Audit Finds Police Intelligence Unit Complying
An annual audit of the Los Angeles Police Department’s Anti-Terrorist Division (ATD) has found that, with few exceptions, the secretive intelligence unit is complying with stringent guidelines intended to prevent improper police spying activities.
The audit, summarized in a 27-page report unanimously endorsed Tuesday by the Los Angeles Police Commission, found that ATD detectives on occasion in 1985 failed to adequately notify commissioners when “life-threatening” investigations were initiated.
Detectives also failed to close some investigative files per the unit’s commission-imposed guidelines.
However, none of the transgressions were significant or purposely misleading, said William R. Moran, the commission’s executive officer who prepared the audit.
“It definitely is a much better division in terms of compliance,” Moran said. “I think street efficiency has improved as well.”
Among ATD’s highlights last year, according to the audit, was the March 1 arrest of Jose Santos Jr., a self-professed Filipino hit man. Santos had admitted to “committing numerous political assassinations in his native land” and is currently in custody pending deportation, according to ATD officials. The unit also was instrumental in capturing a cache of sophisticated firearms being stockpiled by members of two rival narcotics rings in South-Central Los Angeles.
ATD was organized in 1983 after its predecessor, the Public Disorder Intelligence Division, was disbanded amid revelations that detectives had improperly spied upon law-abiding citizens and organizations.
The ATD’s stringent guidelines were the result of an out-of-court settlement between the city and the American Civil Liberties Union, which filed a lawsuit on behalf of more than 100 people and groups who claimed they were subjected to needless police scrutiny.

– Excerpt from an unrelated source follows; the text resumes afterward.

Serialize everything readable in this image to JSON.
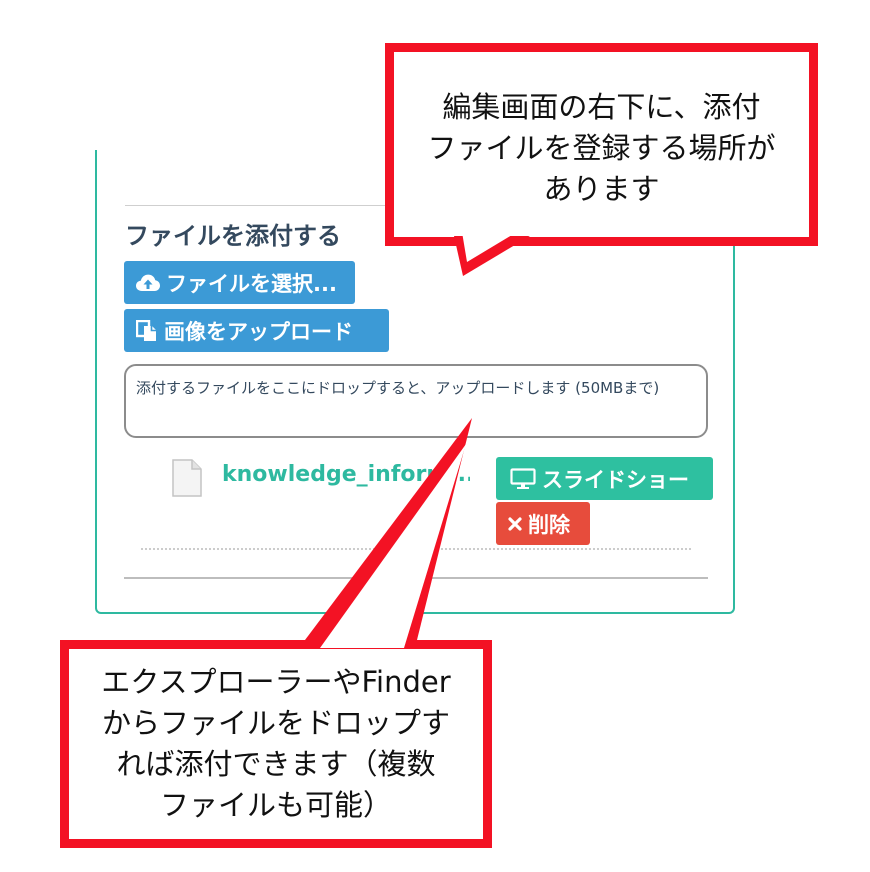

On Tuesday, ACLU attorney Joan Howarth commended ATD’s efforts, saying her organization was “very impressed” with the unit’s progress.

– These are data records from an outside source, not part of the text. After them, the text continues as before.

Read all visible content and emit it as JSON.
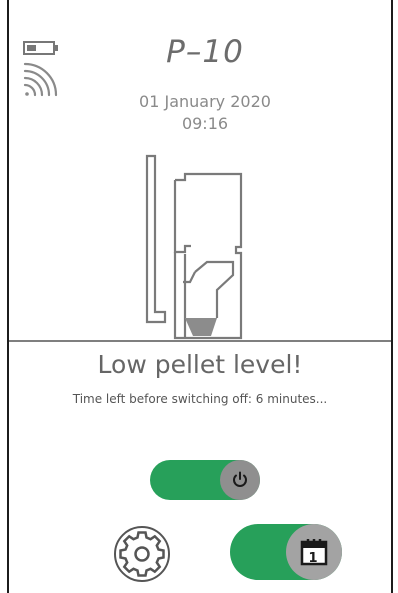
{
  "header": {
    "device_name": "P–10",
    "date": "01 January 2020",
    "time": "09:16"
  },
  "status": {
    "battery_icon": "battery-icon",
    "signal_icon": "wifi-signal-icon"
  },
  "alarm": {
    "title": "Low pellet level!",
    "message": "Time left before switching off: 6 minutes..."
  },
  "controls": {
    "power_toggle_icon": "power-icon",
    "power_state": "on",
    "settings_icon": "gear-icon",
    "schedule_toggle_icon": "calendar-icon",
    "schedule_state": "on",
    "calendar_day": "1"
  },
  "colors": {
    "toggle_on": "#27a05a",
    "knob": "#8f8f8f",
    "text": "#6c6c6c"
  }
}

Yet Howarth questioned the propriety of commission investigators spot-checking ATD detectives’ briefcases, lockers and desk drawers looking for improper intelligence files.
Such scrutiny, Howarth suggested, may violate constitutional protections that prohibit unlawful searches.